I am basically obsessed with all things MAME, and have been ever since my mom directed AUNTIE MAME when I was in the 5th grade. (I did not play Patrick because I felt "too much pressure", but I WAS Partrick Dennis for Halloween this year, bugle and all.) I have read the book, seen both movies numerous times, and worked on a semi-staged concert version with Sandy Duncan, even though it meant spending another month living in a scary attic in Pittsfield, MA. Everyone wants a revival of it, but it seems no one wants to produce a revival of it. Perhaps it is because the writers are fiercely protective of it and basically want the original production again. Jerry Herman has even gone to far as to say he would insist on the original Onna White choreography. Of course, with a production looming and a skilled director at the helm, Herman may let go a little, but we'll never know. I don't think the libretto needs much revision at all, though I would get rid of Lindsey Woolsey (he is completely useless) put the Upson's anti-semitism from the play back in the musical (with Mame opening a home for Jewish refuges and not unwed mothers and the end), and restore the best--and most important--line of the play:
Patrick: There are a lot of things a girl like Gloria doesn't need to know about.
Mame: Should she know that I think you've turned into one of the most beastly, bourgeois babbitty snobs on the Eastern Sea-Board, or will you be able to make that quite clear without and help from me?
In the original novel, Mame's liberal free spirit was as political as it was fabulous and decadent. To me, the play AUNTIE MAME is actually quite similar to Jerome Lawrence and Robert E. Lee's other popular play, INHERIT THE WIND. Both center on the protagonists fight to protect and encourage the right to think, and both reflect the core of the national debate that has led to those outrageous town hall meetings or the inability to pass marriage equality laws. Nowadays, MAME is too often thought of as a musical about a woman who wears 30 years of fabulous fashion and drinks a lot, a family friendly ABSOLUTELY FABULOUS. I would love to see someone like David Cromer mine the play with this in mind.
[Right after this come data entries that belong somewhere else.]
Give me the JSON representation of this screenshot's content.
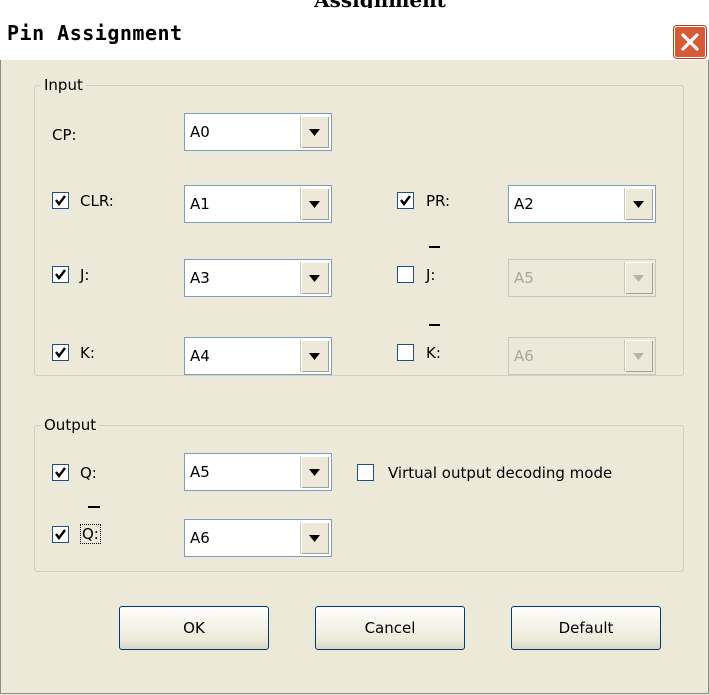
{
  "header_fragment": "Assignment",
  "dialog": {
    "title": "Pin Assignment"
  },
  "input_group": {
    "legend": "Input",
    "cp": {
      "label": "CP:",
      "value": "A0"
    },
    "clr": {
      "label": "CLR:",
      "checked": true,
      "value": "A1"
    },
    "pr": {
      "label": "PR:",
      "checked": true,
      "value": "A2"
    },
    "j": {
      "label": "J:",
      "checked": true,
      "value": "A3"
    },
    "j_bar": {
      "label": "J:",
      "checked": false,
      "value": "A5",
      "enabled": false
    },
    "k": {
      "label": "K:",
      "checked": true,
      "value": "A4"
    },
    "k_bar": {
      "label": "K:",
      "checked": false,
      "value": "A6",
      "enabled": false
    }
  },
  "output_group": {
    "legend": "Output",
    "q": {
      "label": "Q:",
      "checked": true,
      "value": "A5"
    },
    "q_bar": {
      "label": "Q:",
      "checked": true,
      "value": "A6"
    },
    "virtual_mode": {
      "label": "Virtual output decoding mode",
      "checked": false
    }
  },
  "buttons": {
    "ok": "OK",
    "cancel": "Cancel",
    "default": "Default"
  },
  "colors": {
    "dialog_bg": "#ece9d8",
    "close_button": "#d75a36",
    "button_border": "#003c74"
  }
}
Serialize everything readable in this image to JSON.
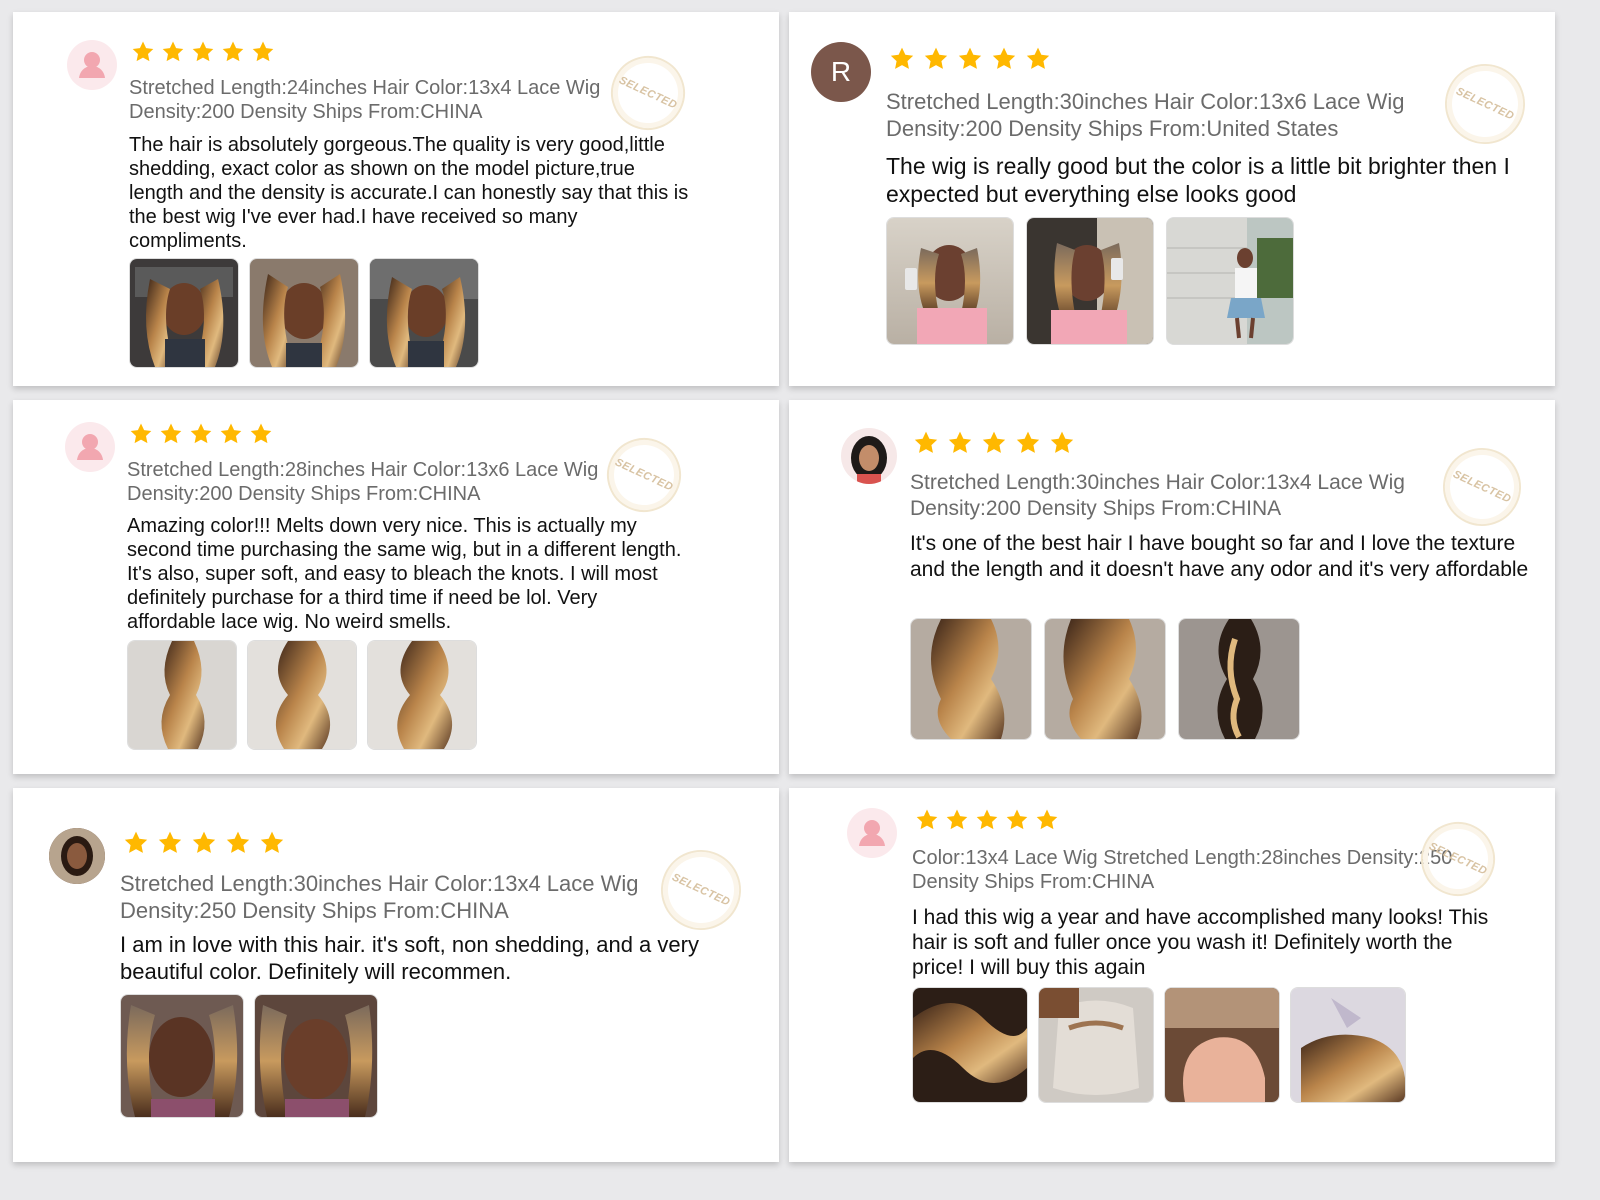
{
  "stamp_label": "SELECTED",
  "colors": {
    "star": "#ffb800",
    "page_bg": "#e9e9eb",
    "card_bg": "#ffffff",
    "variant_text": "#6b6b6b"
  },
  "reviews": [
    {
      "avatar": "person-icon",
      "rating": 5,
      "variant_line1": "Stretched Length:24inches Hair Color:13x4 Lace Wig",
      "variant_line2": "Density:200 Density Ships From:CHINA",
      "text": "The hair is absolutely gorgeous.The quality is very good,little shedding, exact color as shown on the model picture,true length and the density is accurate.I can honestly say that this is the best wig I've ever had.I have received so many compliments.",
      "photos": 3
    },
    {
      "avatar": "letter-avatar",
      "avatar_letter": "R",
      "rating": 5,
      "variant_line1": "Stretched Length:30inches Hair Color:13x6 Lace Wig",
      "variant_line2": "Density:200 Density Ships From:United States",
      "text": "The wig is really good but the color is a little bit brighter then I expected but everything else looks good",
      "photos": 3
    },
    {
      "avatar": "person-icon",
      "rating": 5,
      "variant_line1": "Stretched Length:28inches Hair Color:13x6 Lace Wig",
      "variant_line2": "Density:200 Density Ships From:CHINA",
      "text": "Amazing color!!! Melts down very nice. This is actually my second time purchasing the same wig, but in a different length. It's also, super soft, and easy to bleach the knots. I will most definitely purchase for a third time if need be lol. Very affordable lace wig. No weird smells.",
      "photos": 3
    },
    {
      "avatar": "profile-photo",
      "rating": 5,
      "variant_line1": "Stretched Length:30inches Hair Color:13x4 Lace Wig",
      "variant_line2": "Density:200 Density Ships From:CHINA",
      "text": "It's one of the best hair I have bought so far and I love the texture and the length and it doesn't have any odor and it's very affordable",
      "photos": 3
    },
    {
      "avatar": "profile-photo",
      "rating": 5,
      "variant_line1": "Stretched Length:30inches Hair Color:13x4 Lace Wig",
      "variant_line2": "Density:250 Density Ships From:CHINA",
      "text": "I am in love with this hair. it's soft, non shedding, and a very beautiful color. Definitely will recommen.",
      "photos": 2
    },
    {
      "avatar": "person-icon",
      "rating": 5,
      "variant_line1": "Color:13x4 Lace Wig Stretched Length:28inches Density:250",
      "variant_line2": "Density Ships From:CHINA",
      "text": "I had this wig a year and have accomplished many looks! This hair is soft and fuller once you wash it! Definitely worth the price! I will buy this again",
      "photos": 4
    }
  ]
}
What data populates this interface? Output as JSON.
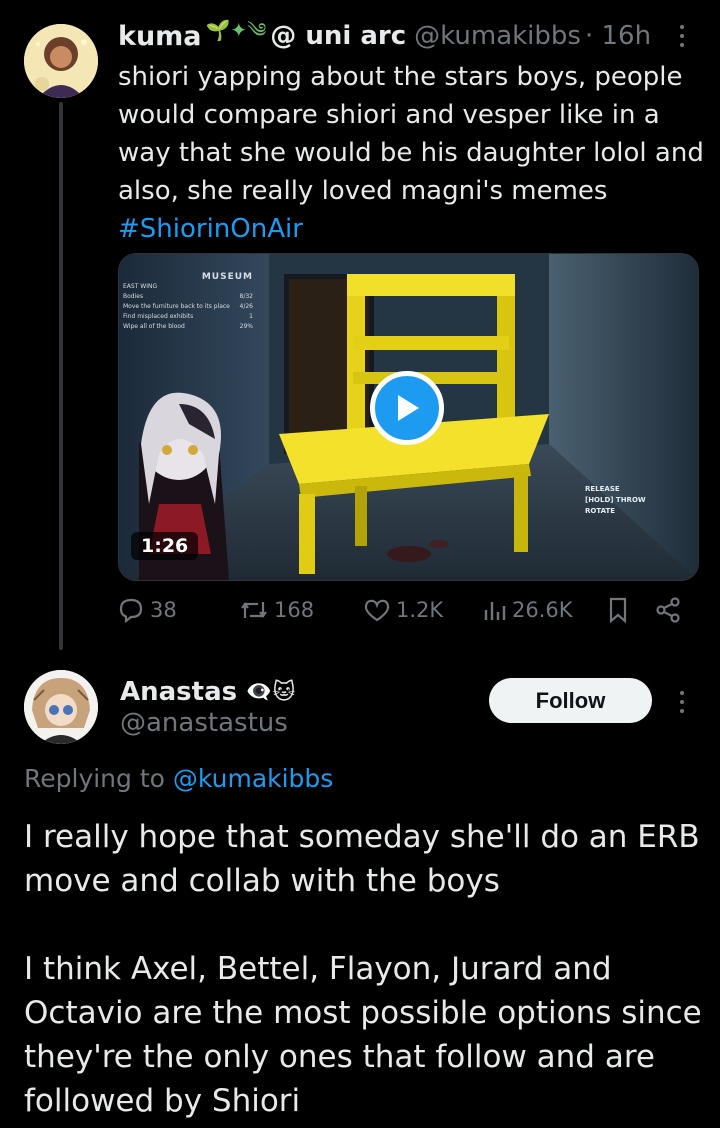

As for Onna White's choreography, it is truly excellent. I've often thought her work looked awkward in films like BYE BYE BIRDIE, THE MUSIC MAN and PETE'S DRAGON, but onstage it seems to make more sense. Below are two clips from the 1983 revival (which essentially remounted the original production). Note how cleanly she stages "It's Today", making it simultaneously a full company production number, and a quite naturalistic party. Also note her use of line and space in the elegant title number--and the way she uses the bodies of her chorus members. Though recreating this choreograhy around a new production would probably not work, I don't know of any choreographers today who have such a pure sense of dance and movement as metaphor combined with a musical comedy sensibility. Could Bill T Jones work with jazz squares?